Huet, who once worked with Francois Allaire at his summer camps in Switzerland before first coming over, was always considered a technically sound stopper during his time in the NHL. But he kept on eye on the evolving style here and, combined with the need for it over there, worked to become more reactive.
“I think I try to be a little more reacting goalie in the sense that you can’t go down too early these days with NHL shots,” Huet said. “I still try to be as good as I can technically – that’s kind of my bread and butter – but I watch the League a little and know you have to be patient and have a good read on the shots.”
Unlike other European goalies coming over for the first time, Huet brings 272 games of NHL experience, which should make the adjustment back to things like more traffic and tips, different angles on smaller ice, and a harder forecheck, easier to adjust to than it is for less experienced pros coming from Europe.
In fact, Huet thinks a transition back to the NHL will be easier as a goalie, for the same reasons so many goalies find it easier in ways than the AHL.
“Playing in the best league is always easier somehow, because you can rely more on everyone,” he said. “Everybody is more accountable defensively.”

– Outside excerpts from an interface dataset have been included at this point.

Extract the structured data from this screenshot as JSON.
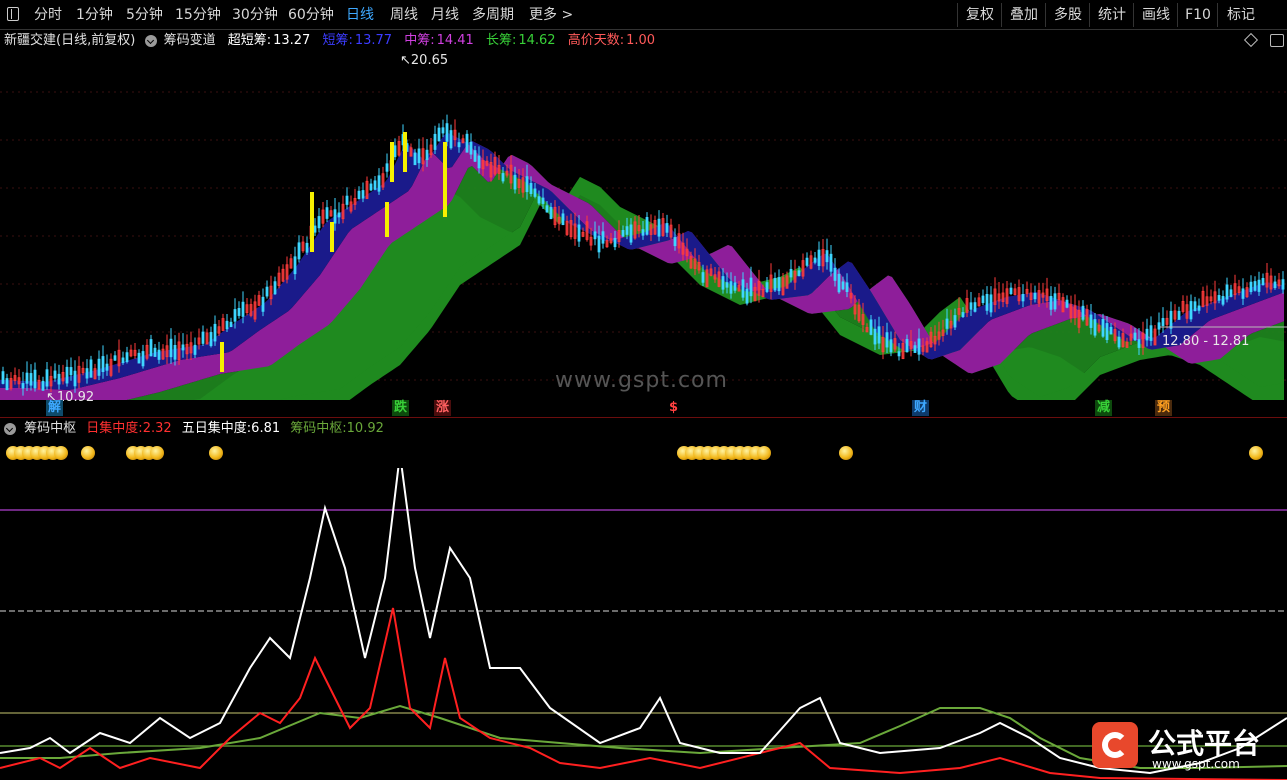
{
  "toolbar": {
    "left_items": [
      "分时",
      "1分钟",
      "5分钟",
      "15分钟",
      "30分钟",
      "60分钟",
      "日线",
      "周线",
      "月线",
      "多周期",
      "更多 >"
    ],
    "active_index": 6,
    "right_items": [
      "复权",
      "叠加",
      "多股",
      "统计",
      "画线",
      "F10",
      "标记"
    ]
  },
  "main_title": {
    "stock": "新疆交建(日线,前复权)",
    "indicator": "筹码变道",
    "ultra_short_label": "超短筹:",
    "ultra_short_value": "13.27",
    "short_label": "短筹:",
    "short_value": "13.77",
    "mid_label": "中筹:",
    "mid_value": "14.41",
    "long_label": "长筹:",
    "long_value": "14.62",
    "high_days_label": "高价天数:",
    "high_days_value": "1.00"
  },
  "price_labels": {
    "high": "20.65",
    "low": "10.92",
    "range": "12.80 - 12.81"
  },
  "signals": [
    {
      "text": "解",
      "color": "#3ea8ff"
    },
    {
      "text": "跌",
      "color": "#38d038"
    },
    {
      "text": "涨",
      "color": "#ff6060"
    },
    {
      "text": "$",
      "color": "#ff4040"
    },
    {
      "text": "财",
      "color": "#3ea8ff"
    },
    {
      "text": "减",
      "color": "#38d038"
    },
    {
      "text": "预",
      "color": "#ffa020"
    }
  ],
  "sub_title": {
    "indicator": "筹码中枢",
    "daily_label": "日集中度:",
    "daily_value": "2.32",
    "five_label": "五日集中度:",
    "five_value": "6.81",
    "center_label": "筹码中枢:",
    "center_value": "10.92"
  },
  "watermark": "www.gspt.com",
  "logo": {
    "name": "公式平台",
    "url": "www.gspt.com"
  },
  "colors": {
    "up": "#ff3b3b",
    "down": "#3fd6ff",
    "purple": "#8e1e9a",
    "green": "#1f8a1f",
    "navy": "#1a1a8a",
    "white_line": "#ffffff",
    "red_line": "#ff2020",
    "green_line": "#6aa83a"
  },
  "chart_data": [
    {
      "type": "line",
      "title": "筹码变道",
      "series": [
        {
          "name": "超短筹",
          "last": 13.27
        },
        {
          "name": "短筹",
          "last": 13.77
        },
        {
          "name": "中筹",
          "last": 14.41
        },
        {
          "name": "长筹",
          "last": 14.62
        }
      ],
      "high_marker": 20.65,
      "low_marker": 10.92
    },
    {
      "type": "line",
      "title": "筹码中枢",
      "series": [
        {
          "name": "日集中度",
          "last": 2.32
        },
        {
          "name": "五日集中度",
          "last": 6.81
        },
        {
          "name": "筹码中枢",
          "last": 10.92
        }
      ]
    }
  ]
}
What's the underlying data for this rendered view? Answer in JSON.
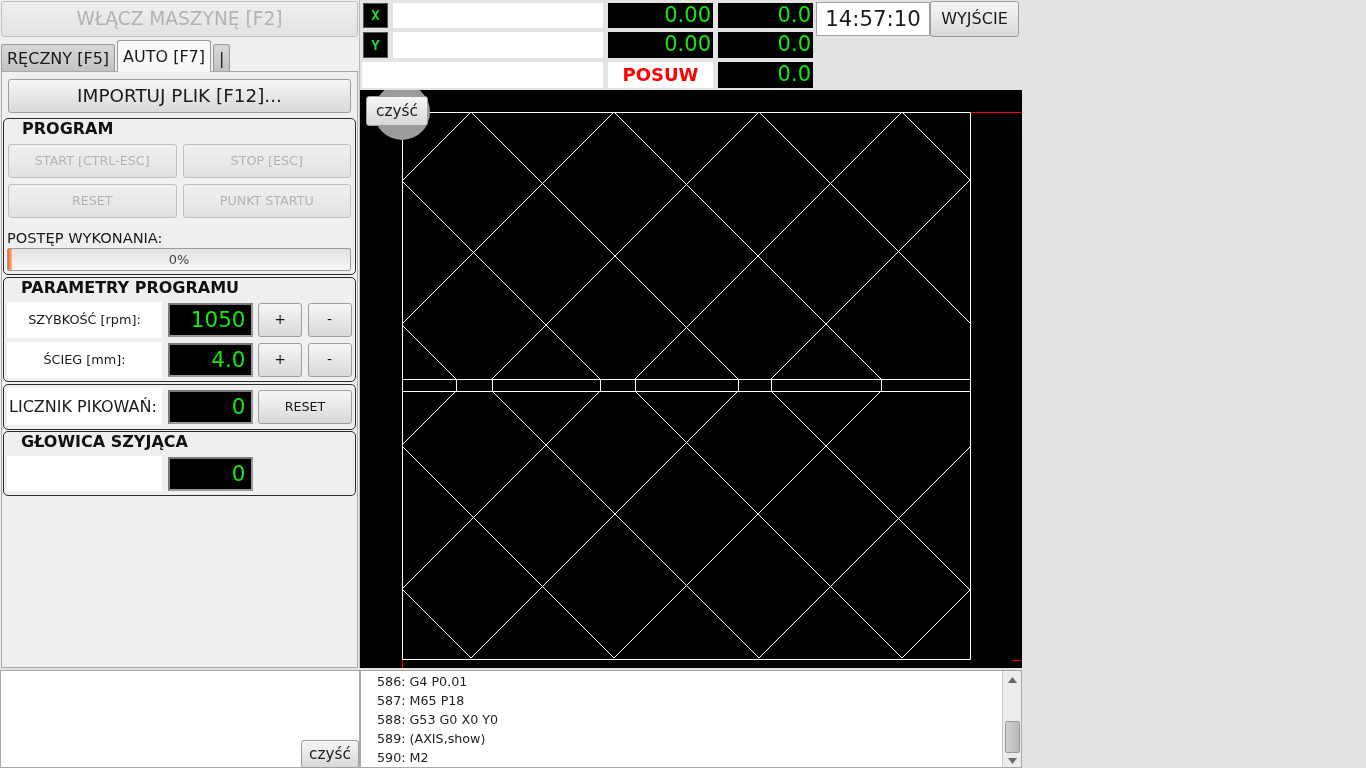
{
  "power_button": {
    "label": "WŁĄCZ MASZYNĘ [F2]",
    "disabled": true
  },
  "tabs": [
    {
      "label": "RĘCZNY [F5]",
      "selected": false
    },
    {
      "label": "AUTO [F7]",
      "selected": true
    },
    {
      "label": "|",
      "selected": false
    }
  ],
  "import_button": {
    "label": "IMPORTUJ PLIK [F12]..."
  },
  "program": {
    "title": "PROGRAM",
    "buttons": [
      {
        "label": "START [CTRL-ESC]",
        "disabled": true
      },
      {
        "label": "STOP [ESC]",
        "disabled": true
      },
      {
        "label": "RESET",
        "disabled": true
      },
      {
        "label": "PUNKT STARTU",
        "disabled": true
      }
    ],
    "progress_label": "POSTĘP WYKONANIA:",
    "progress": {
      "level": 0,
      "text": "0%"
    }
  },
  "parameters": {
    "title": "PARAMETRY PROGRAMU",
    "rows": [
      {
        "label": "SZYBKOŚĆ [rpm]:",
        "value": "1050",
        "increase": "+",
        "decrease": "-"
      },
      {
        "label": "ŚCIEG [mm]:",
        "value": "4.0",
        "increase": "+",
        "decrease": "-"
      }
    ]
  },
  "counter": {
    "label": "LICZNIK PIKOWAŃ:",
    "value": "0",
    "reset_button": "RESET"
  },
  "sewing_head": {
    "title": "GŁOWICA SZYJĄCA",
    "value": "0"
  },
  "axes": [
    {
      "name": "X",
      "value": "0.00",
      "value_2": "0.0"
    },
    {
      "name": "Y",
      "value": "0.00",
      "value_2": "0.0"
    }
  ],
  "feed": {
    "label": "POSUW",
    "value": "0.0"
  },
  "clock": "14:57:10",
  "exit_button": "WYJŚCIE",
  "preview": {
    "clear_button": "czyść"
  },
  "console": {
    "clear_button": "czyść"
  },
  "gcode_listing": [
    "586: G4 P0.01",
    "587: M65 P18",
    "588: G53 G0 X0 Y0",
    "589: (AXIS,show)",
    "590: M2"
  ]
}
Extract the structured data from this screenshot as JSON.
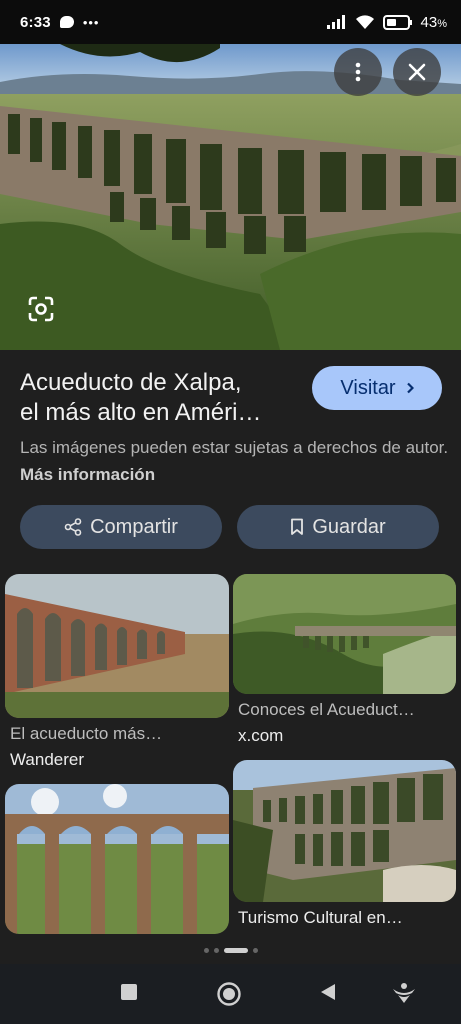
{
  "status_bar": {
    "time": "6:33",
    "battery": "43",
    "battery_unit": "%"
  },
  "result": {
    "title_line1": "Acueducto de Xalpa,",
    "title_line2": "el más alto en Améri…",
    "visit_label": "Visitar",
    "rights_text": "Las imágenes pueden estar sujetas a derechos de autor.",
    "rights_link": "Más información",
    "share_label": "Compartir",
    "save_label": "Guardar"
  },
  "related": [
    {
      "caption": "El acueducto más…",
      "source": "Wanderer"
    },
    {
      "caption": "Conoces el Acueduct…",
      "source": "x.com"
    },
    {
      "caption": "",
      "source": ""
    },
    {
      "caption": "Turismo Cultural en…",
      "source": ""
    }
  ],
  "icons": {
    "menu": "more-vert-icon",
    "close": "close-icon",
    "lens": "lens-icon",
    "share": "share-icon",
    "save": "bookmark-icon",
    "nav": [
      "square-icon",
      "circle-icon",
      "triangle-back-icon",
      "accessibility-icon"
    ]
  },
  "colors": {
    "background": "#1f1f1f",
    "visit_button": "#a8c7fa",
    "action_button": "#3c4a5e"
  }
}
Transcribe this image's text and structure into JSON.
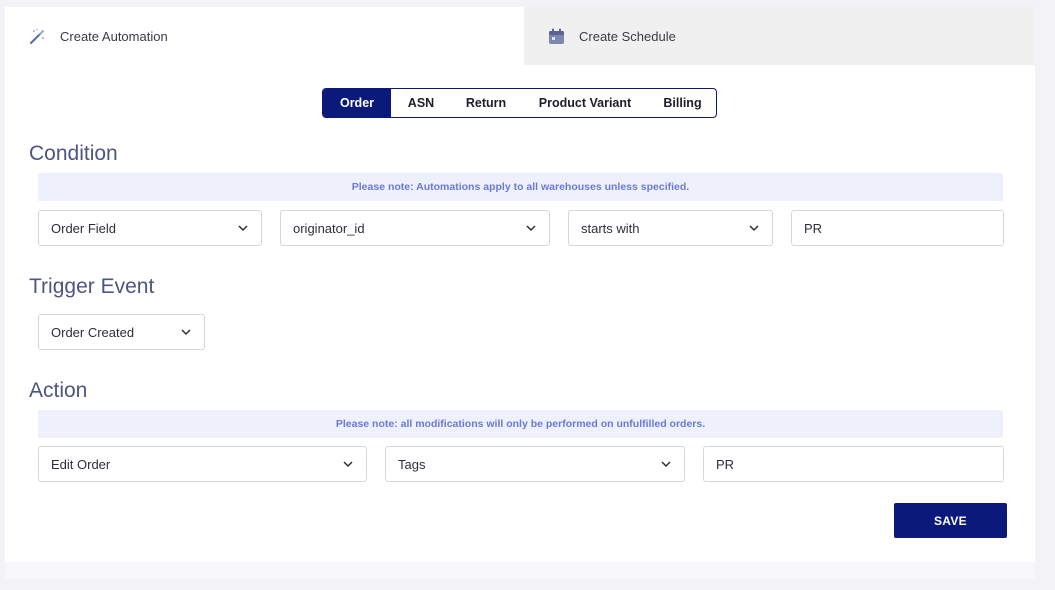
{
  "tabs": {
    "create_automation": "Create Automation",
    "create_schedule": "Create Schedule"
  },
  "segments": [
    "Order",
    "ASN",
    "Return",
    "Product Variant",
    "Billing"
  ],
  "active_segment": "Order",
  "condition": {
    "title": "Condition",
    "note": "Please note: Automations apply to all warehouses unless specified.",
    "field_type": "Order Field",
    "field": "originator_id",
    "operator": "starts with",
    "value": "PR"
  },
  "trigger": {
    "title": "Trigger Event",
    "event": "Order Created"
  },
  "action": {
    "title": "Action",
    "note": "Please note: all modifications will only be performed on unfulfilled orders.",
    "type": "Edit Order",
    "target": "Tags",
    "value": "PR"
  },
  "save_label": "SAVE",
  "colors": {
    "primary": "#0b1a7a",
    "section_title": "#4d5581",
    "note_bg": "#eef0fb",
    "note_text": "#6a7ad6"
  },
  "icons": {
    "automation": "magic-wand-icon",
    "schedule": "calendar-icon",
    "dropdown": "chevron-down-icon"
  }
}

Huet, who turns 37 in September, said he’s been totally healthy the last two seasons, understands he won’t be coming across to a starring role, and points to past success as a backup splitting time. The fact he didn’t play as regularly even as a No.1 in Switzerland, where there are several long breaks in the season for National team play, may also be an advantage coming back. For while there are talented younger goalies, few have experience sitting for long periods, especially in the NHL, which is part of what made Hedberg and Biron so desirable.
“It’s a different rhythm in Europe, a lot more practices,” Huet said. “It’s kind of hard to practice for 10 days and not have any games and you have got to learn how to manage your body and manage your head when you have breaks.
“I know my role would be this way now that I am out of the league,” he continued. “So for me it would be an opportunity to compete, but at same time help a guy, be a good guy in the room and try to be the best I can when I play.”
As for fits, the goaltending market could change once the Canucks move Roberto Luongo. Assuming they don’t get an experienced backup back in that deal, it may be worth noting Huet had some of his best seasons – and enjoyed working – with current Vancouver goaltending coach Roland Melanson in Montreal.
“He appreciated my work ethic, and I became a better goalie,” Huet said.
Huet knows there’s no guarantee they get to work together again, that he can’t be picky, and an NHL offer may never come. But given the alternatives on a free agent market with more questions than answers after Dan Ellis and Alex Auld, any team needing an experienced goalie should remember Huet is still stopping pucks, and eager to prove he’s still capable of doing it in the NHL.